- Work instruction
The complete listing should be restated word for word.

- Exercise materials

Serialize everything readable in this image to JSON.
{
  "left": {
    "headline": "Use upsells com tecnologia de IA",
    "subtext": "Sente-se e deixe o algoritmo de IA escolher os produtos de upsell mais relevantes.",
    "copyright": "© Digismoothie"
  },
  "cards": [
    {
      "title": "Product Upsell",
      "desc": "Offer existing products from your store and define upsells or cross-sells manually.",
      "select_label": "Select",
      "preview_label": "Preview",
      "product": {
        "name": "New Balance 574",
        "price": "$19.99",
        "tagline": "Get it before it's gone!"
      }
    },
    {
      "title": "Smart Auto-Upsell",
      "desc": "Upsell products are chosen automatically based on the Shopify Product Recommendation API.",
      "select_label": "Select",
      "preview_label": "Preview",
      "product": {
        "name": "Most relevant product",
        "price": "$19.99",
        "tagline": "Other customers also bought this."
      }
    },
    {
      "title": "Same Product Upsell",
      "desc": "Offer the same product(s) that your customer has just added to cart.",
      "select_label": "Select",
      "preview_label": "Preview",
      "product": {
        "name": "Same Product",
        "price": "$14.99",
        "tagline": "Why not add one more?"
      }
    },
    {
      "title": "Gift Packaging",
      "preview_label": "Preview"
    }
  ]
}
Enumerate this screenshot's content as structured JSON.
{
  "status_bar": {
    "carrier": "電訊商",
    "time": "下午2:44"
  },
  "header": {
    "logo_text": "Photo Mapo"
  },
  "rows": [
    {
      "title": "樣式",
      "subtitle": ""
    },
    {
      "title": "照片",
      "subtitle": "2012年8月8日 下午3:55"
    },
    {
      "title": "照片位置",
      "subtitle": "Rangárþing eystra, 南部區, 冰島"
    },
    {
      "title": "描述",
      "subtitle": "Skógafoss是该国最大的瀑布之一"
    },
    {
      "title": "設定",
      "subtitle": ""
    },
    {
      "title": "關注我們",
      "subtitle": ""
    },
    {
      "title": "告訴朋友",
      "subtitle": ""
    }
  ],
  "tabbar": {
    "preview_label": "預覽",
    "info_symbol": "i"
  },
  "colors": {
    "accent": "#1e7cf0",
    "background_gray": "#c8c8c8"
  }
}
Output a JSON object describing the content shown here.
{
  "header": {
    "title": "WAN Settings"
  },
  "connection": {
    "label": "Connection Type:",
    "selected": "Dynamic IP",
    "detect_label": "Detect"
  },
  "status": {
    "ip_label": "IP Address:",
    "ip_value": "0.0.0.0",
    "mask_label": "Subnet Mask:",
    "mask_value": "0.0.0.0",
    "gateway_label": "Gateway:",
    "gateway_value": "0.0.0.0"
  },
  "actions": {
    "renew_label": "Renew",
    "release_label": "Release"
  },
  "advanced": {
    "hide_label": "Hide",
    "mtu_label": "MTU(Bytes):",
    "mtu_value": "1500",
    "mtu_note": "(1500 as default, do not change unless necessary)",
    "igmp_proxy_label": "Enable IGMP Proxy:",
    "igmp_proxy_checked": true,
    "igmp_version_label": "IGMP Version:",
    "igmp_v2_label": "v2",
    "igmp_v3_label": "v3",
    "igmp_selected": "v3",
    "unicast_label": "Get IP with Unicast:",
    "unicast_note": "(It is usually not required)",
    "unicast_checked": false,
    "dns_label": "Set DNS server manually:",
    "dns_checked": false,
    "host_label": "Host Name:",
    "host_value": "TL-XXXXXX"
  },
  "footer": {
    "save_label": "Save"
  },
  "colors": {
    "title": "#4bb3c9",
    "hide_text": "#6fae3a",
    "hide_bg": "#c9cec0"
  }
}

- Written answer
Serialize everything readable in this image to JSON.
{
  "left": {
    "headline": "Use upsells com tecnologia de IA",
    "subtext": "Sente-se e deixe o algoritmo de IA escolher os produtos de upsell mais relevantes.",
    "copyright": "© Digismoothie"
  },
  "cards": [
    {
      "title": "Product Upsell",
      "desc": "Offer existing products from your store and define upsells or cross-sells manually.",
      "select_label": "Select",
      "preview_label": "Preview",
      "product": {
        "name": "New Balance 574",
        "price": "$19.99",
        "tagline": "Get it before it's gone!"
      }
    },
    {
      "title": "Smart Auto-Upsell",
      "desc": "Upsell products are chosen automatically based on the Shopify Product Recommendation API.",
      "select_label": "Select",
      "preview_label": "Preview",
      "product": {
        "name": "Most relevant product",
        "price": "$19.99",
        "tagline": "Other customers also bought this."
      }
    },
    {
      "title": "Same Product Upsell",
      "desc": "Offer the same product(s) that your customer has just added to cart.",
      "select_label": "Select",
      "preview_label": "Preview",
      "product": {
        "name": "Same Product",
        "price": "$14.99",
        "tagline": "Why not add one more?"
      }
    },
    {
      "title": "Gift Packaging",
      "preview_label": "Preview"
    }
  ]
}
Enumerate this screenshot's content as structured JSON.
{
  "status_bar": {
    "carrier": "電訊商",
    "time": "下午2:44"
  },
  "header": {
    "logo_text": "Photo Mapo"
  },
  "rows": [
    {
      "title": "樣式",
      "subtitle": ""
    },
    {
      "title": "照片",
      "subtitle": "2012年8月8日 下午3:55"
    },
    {
      "title": "照片位置",
      "subtitle": "Rangárþing eystra, 南部區, 冰島"
    },
    {
      "title": "描述",
      "subtitle": "Skógafoss是该国最大的瀑布之一"
    },
    {
      "title": "設定",
      "subtitle": ""
    },
    {
      "title": "關注我們",
      "subtitle": ""
    },
    {
      "title": "告訴朋友",
      "subtitle": ""
    }
  ],
  "tabbar": {
    "preview_label": "預覽",
    "info_symbol": "i"
  },
  "colors": {
    "accent": "#1e7cf0",
    "background_gray": "#c8c8c8"
  }
}
Output a JSON object describing the content shown here.
{
  "header": {
    "title": "WAN Settings"
  },
  "connection": {
    "label": "Connection Type:",
    "selected": "Dynamic IP",
    "detect_label": "Detect"
  },
  "status": {
    "ip_label": "IP Address:",
    "ip_value": "0.0.0.0",
    "mask_label": "Subnet Mask:",
    "mask_value": "0.0.0.0",
    "gateway_label": "Gateway:",
    "gateway_value": "0.0.0.0"
  },
  "actions": {
    "renew_label": "Renew",
    "release_label": "Release"
  },
  "advanced": {
    "hide_label": "Hide",
    "mtu_label": "MTU(Bytes):",
    "mtu_value": "1500",
    "mtu_note": "(1500 as default, do not change unless necessary)",
    "igmp_proxy_label": "Enable IGMP Proxy:",
    "igmp_proxy_checked": true,
    "igmp_version_label": "IGMP Version:",
    "igmp_v2_label": "v2",
    "igmp_v3_label": "v3",
    "igmp_selected": "v3",
    "unicast_label": "Get IP with Unicast:",
    "unicast_note": "(It is usually not required)",
    "unicast_checked": false,
    "dns_label": "Set DNS server manually:",
    "dns_checked": false,
    "host_label": "Host Name:",
    "host_value": "TL-XXXXXX"
  },
  "footer": {
    "save_label": "Save"
  },
  "colors": {
    "title": "#4bb3c9",
    "hide_text": "#6fae3a",
    "hide_bg": "#c9cec0"
  }
}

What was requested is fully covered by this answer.